- Windstorm or hail
- Falling objects
- Weight of ice, snow, or sleet
- Accidental discharge or overflow of water or steam
- Sudden and accidental tearing, cracking, burning, or bulging
- Sudden and accidental damage due to short circuiting
- Volcanic Eruption
While hazard insurance covers the physical structure of your home itself, your overall homeowners insurance policy includes a broader range of coverage, including personal property, other structures on your property, loss of use, and personal liability. As a refresher, here’s a primer on what your home insurance policy covers.
What hazard insurance doesn’t cover
While you’re covered for “named perils” like those above, not all perils are covered under your base homeowners or condo insurance policy. Typically, you’ll have to purchase separate flood insurance from the National Flood Insurance Program, as well as separate earthquake insurance.
While earthquake insurance isn’t a part of your base policy, Lemonade does offer earthquake coverage in certain states, and it takes just a few minutes to add it on.
Second, take note that hazard insurance covers your home structure only–aka dwelling coverage. It doesn’t cover the stuff inside your home. Think of it this way: if you turned your house upside down, everything that would fall is not covered by hazard insurance. But fear not – your stuff, (aka, ‘personal property’ in insurance speak) is covered by homeowners insurance, under your personal property coverage.
How hazard insurance works
Say your home needs to be completely rebuilt after it’s destroyed by a fire.
Its estimated reconstruction cost is $400,000, and fortunately, your Coverage A dwelling limit (the cost to rebuild your home) is $400,000, which means that once your claim is approved, you’re fully covered for the cost of rebuilding your home. Had you selected a lower limit—$350,000, say—you’d be on the hook for the remaining $50,000.
Your hazard insurance payouts will depend not only on the coverage limits you’ve selected, but also on the deductibles you pick.

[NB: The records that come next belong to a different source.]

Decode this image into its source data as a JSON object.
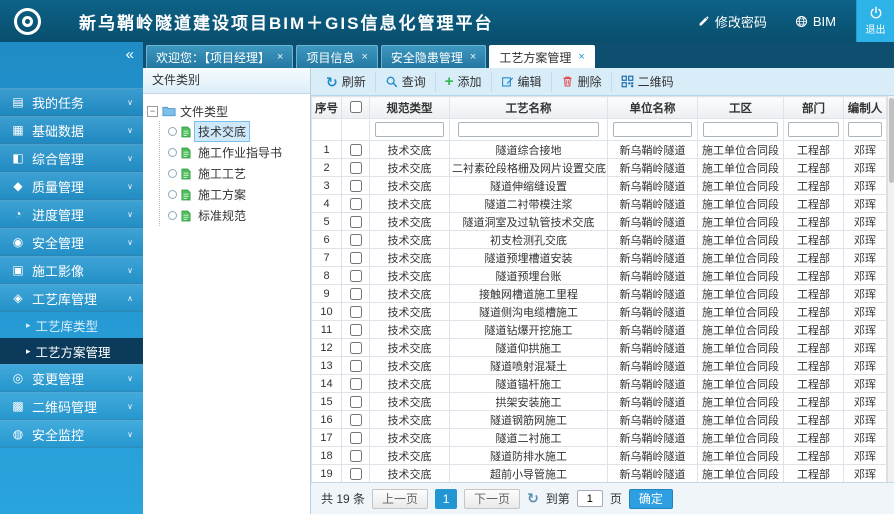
{
  "header": {
    "title": "新乌鞘岭隧道建设项目BIM＋GIS信息化管理平台",
    "change_password_label": "修改密码",
    "bim_label": "BIM",
    "logout_label": "退出"
  },
  "tab_bar": {
    "collapse_icon": "«",
    "close_icon": "×",
    "tabs": [
      {
        "label": "欢迎您：【项目经理】",
        "active": false
      },
      {
        "label": "项目信息",
        "active": false
      },
      {
        "label": "安全隐患管理",
        "active": false
      },
      {
        "label": "工艺方案管理",
        "active": true
      }
    ]
  },
  "sidebar": {
    "items": [
      {
        "label": "我的任务",
        "glyph": "▤",
        "chevron": "∨"
      },
      {
        "label": "基础数据",
        "glyph": "▦",
        "chevron": "∨"
      },
      {
        "label": "综合管理",
        "glyph": "◧",
        "chevron": "∨"
      },
      {
        "label": "质量管理",
        "glyph": "◆",
        "chevron": "∨"
      },
      {
        "label": "进度管理",
        "glyph": "◔",
        "chevron": "∨"
      },
      {
        "label": "安全管理",
        "glyph": "◉",
        "chevron": "∨"
      },
      {
        "label": "施工影像",
        "glyph": "▣",
        "chevron": "∨"
      },
      {
        "label": "工艺库管理",
        "glyph": "◈",
        "chevron": "∧",
        "children": [
          {
            "label": "工艺库类型",
            "active": false
          },
          {
            "label": "工艺方案管理",
            "active": true
          }
        ]
      },
      {
        "label": "变更管理",
        "glyph": "◎",
        "chevron": "∨"
      },
      {
        "label": "二维码管理",
        "glyph": "▩",
        "chevron": "∨"
      },
      {
        "label": "安全监控",
        "glyph": "◍",
        "chevron": "∨"
      }
    ]
  },
  "tree_panel": {
    "title": "文件类别",
    "root_label": "文件类型",
    "items": [
      {
        "label": "技术交底",
        "selected": true
      },
      {
        "label": "施工作业指导书",
        "selected": false
      },
      {
        "label": "施工工艺",
        "selected": false
      },
      {
        "label": "施工方案",
        "selected": false
      },
      {
        "label": "标准规范",
        "selected": false
      }
    ]
  },
  "toolbar": {
    "buttons": [
      {
        "id": "refresh",
        "label": "刷新"
      },
      {
        "id": "search",
        "label": "查询"
      },
      {
        "id": "add",
        "label": "添加"
      },
      {
        "id": "edit",
        "label": "编辑"
      },
      {
        "id": "delete",
        "label": "删除"
      },
      {
        "id": "qrcode",
        "label": "二维码"
      }
    ]
  },
  "table": {
    "headers": {
      "no": "序号",
      "type": "规范类型",
      "name": "工艺名称",
      "unit": "单位名称",
      "area": "工区",
      "dept": "部门",
      "author": "编制人"
    },
    "rows": [
      {
        "no": "1",
        "type": "技术交底",
        "name": "隧道综合接地",
        "unit": "新乌鞘岭隧道",
        "area": "施工单位合同段",
        "dept": "工程部",
        "author": "邓珲"
      },
      {
        "no": "2",
        "type": "技术交底",
        "name": "二衬素砼段格栅及网片设置交底",
        "unit": "新乌鞘岭隧道",
        "area": "施工单位合同段",
        "dept": "工程部",
        "author": "邓珲"
      },
      {
        "no": "3",
        "type": "技术交底",
        "name": "隧道伸缩缝设置",
        "unit": "新乌鞘岭隧道",
        "area": "施工单位合同段",
        "dept": "工程部",
        "author": "邓珲"
      },
      {
        "no": "4",
        "type": "技术交底",
        "name": "隧道二衬带模注浆",
        "unit": "新乌鞘岭隧道",
        "area": "施工单位合同段",
        "dept": "工程部",
        "author": "邓珲"
      },
      {
        "no": "5",
        "type": "技术交底",
        "name": "隧道洞室及过轨管技术交底",
        "unit": "新乌鞘岭隧道",
        "area": "施工单位合同段",
        "dept": "工程部",
        "author": "邓珲"
      },
      {
        "no": "6",
        "type": "技术交底",
        "name": "初支检测孔交底",
        "unit": "新乌鞘岭隧道",
        "area": "施工单位合同段",
        "dept": "工程部",
        "author": "邓珲"
      },
      {
        "no": "7",
        "type": "技术交底",
        "name": "隧道预埋槽道安装",
        "unit": "新乌鞘岭隧道",
        "area": "施工单位合同段",
        "dept": "工程部",
        "author": "邓珲"
      },
      {
        "no": "8",
        "type": "技术交底",
        "name": "隧道预埋台账",
        "unit": "新乌鞘岭隧道",
        "area": "施工单位合同段",
        "dept": "工程部",
        "author": "邓珲"
      },
      {
        "no": "9",
        "type": "技术交底",
        "name": "接触网槽道施工里程",
        "unit": "新乌鞘岭隧道",
        "area": "施工单位合同段",
        "dept": "工程部",
        "author": "邓珲"
      },
      {
        "no": "10",
        "type": "技术交底",
        "name": "隧道侧沟电缆槽施工",
        "unit": "新乌鞘岭隧道",
        "area": "施工单位合同段",
        "dept": "工程部",
        "author": "邓珲"
      },
      {
        "no": "11",
        "type": "技术交底",
        "name": "隧道钻爆开挖施工",
        "unit": "新乌鞘岭隧道",
        "area": "施工单位合同段",
        "dept": "工程部",
        "author": "邓珲"
      },
      {
        "no": "12",
        "type": "技术交底",
        "name": "隧道仰拱施工",
        "unit": "新乌鞘岭隧道",
        "area": "施工单位合同段",
        "dept": "工程部",
        "author": "邓珲"
      },
      {
        "no": "13",
        "type": "技术交底",
        "name": "隧道喷射混凝土",
        "unit": "新乌鞘岭隧道",
        "area": "施工单位合同段",
        "dept": "工程部",
        "author": "邓珲"
      },
      {
        "no": "14",
        "type": "技术交底",
        "name": "隧道锚杆施工",
        "unit": "新乌鞘岭隧道",
        "area": "施工单位合同段",
        "dept": "工程部",
        "author": "邓珲"
      },
      {
        "no": "15",
        "type": "技术交底",
        "name": "拱架安装施工",
        "unit": "新乌鞘岭隧道",
        "area": "施工单位合同段",
        "dept": "工程部",
        "author": "邓珲"
      },
      {
        "no": "16",
        "type": "技术交底",
        "name": "隧道钢筋网施工",
        "unit": "新乌鞘岭隧道",
        "area": "施工单位合同段",
        "dept": "工程部",
        "author": "邓珲"
      },
      {
        "no": "17",
        "type": "技术交底",
        "name": "隧道二衬施工",
        "unit": "新乌鞘岭隧道",
        "area": "施工单位合同段",
        "dept": "工程部",
        "author": "邓珲"
      },
      {
        "no": "18",
        "type": "技术交底",
        "name": "隧道防排水施工",
        "unit": "新乌鞘岭隧道",
        "area": "施工单位合同段",
        "dept": "工程部",
        "author": "邓珲"
      },
      {
        "no": "19",
        "type": "技术交底",
        "name": "超前小导管施工",
        "unit": "新乌鞘岭隧道",
        "area": "施工单位合同段",
        "dept": "工程部",
        "author": "邓珲"
      }
    ]
  },
  "pagination": {
    "total_text": "共 19 条",
    "prev_label": "上一页",
    "current_page": "1",
    "next_label": "下一页",
    "reload_icon": "↻",
    "goto_prefix": "到第",
    "goto_value": "1",
    "goto_suffix": "页",
    "confirm_label": "确定"
  },
  "colors": {
    "header_bg": "#0a5878",
    "sidebar_bg": "#2492cc",
    "accent_blue": "#2196d3",
    "active_nav_bg": "#0b3a5a",
    "toolbar_bg": "#d9edf9",
    "add_green": "#2eb84a",
    "delete_red": "#e04444",
    "logout_bg": "#2db3e8"
  }
}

Your insurance policy’s declarations page will give you all the info you need.
Hazard insurance costs
Since hazard insurance is part of your homeowners insurance and you won’t have to purchase a separate hazard insurance policy, the cost of your homeowners insurance is effectively the cost of your hazard insurance. The average cost of a homeowners insurance policy in the United States is $1,680 per year, or $140 per month.
Of course, what you’ll pay for your home insurance depends on a wide range of factors, including your home’s condition, where you live, your claims history, and much more. One way to lower your premiums is to select a higher deductible; the flip side is that you’ll have to pay more towards your claim before your insurance company chips in.

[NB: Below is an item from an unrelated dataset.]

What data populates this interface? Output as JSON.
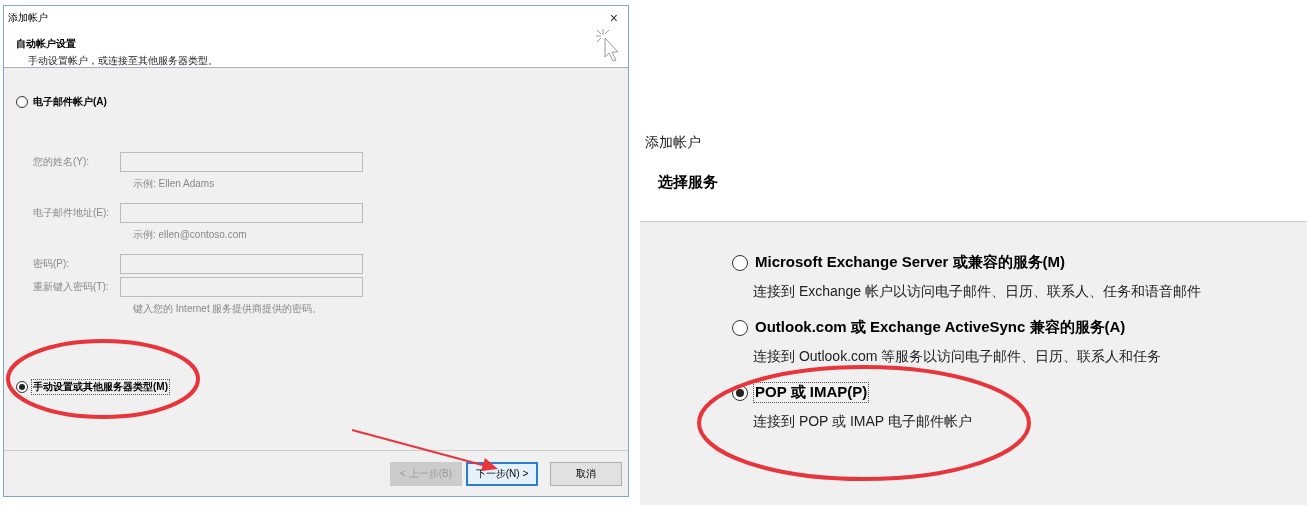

How much hazard insurance do I need?
Because hazard insurance coverage is part of your home insurance policy, getting sufficiently covered is all a matter of making sure your home insurance coverage reflects what it would actually cost to rebuild your home if it were destroyed by a covered hazard. With reconstruction costs climbing amid inflation, you’ll want to make sure that your homeowners insurance policy includes enough dwelling coverage.
When you insure your home with Lemonade, you can easily update your dwelling coverage amount via the app or website.
Hazard insurance vs. homeowners insurance
Now you know that hazard insurance isn’t separate from your homeowners insurance or condo insurance policy. Rather, it’s a section of your homeowners insurance policy that covers damages to your home by hazards.
Other kinds of damages, such as damage to your stuff or injuries incurred by your guests or others, are included in separate coverages in your homeowners policy.
So why do people think that hazard insurance is separate? Well, your mortgage loan provider might specifically ask you to get hazard insurance. Why? It’s just what they call it.
So if you’re asking yourself, ‘Do I need hazard insurance if I have homeowners insurance?’, rest assured that if you have homeowners insurance coverage, it’ll typically be enough to satisfy your lender. And if it doesn’t, go ahead and purchase a separate flood insurance, fire insurance, or earthquake insurance policy.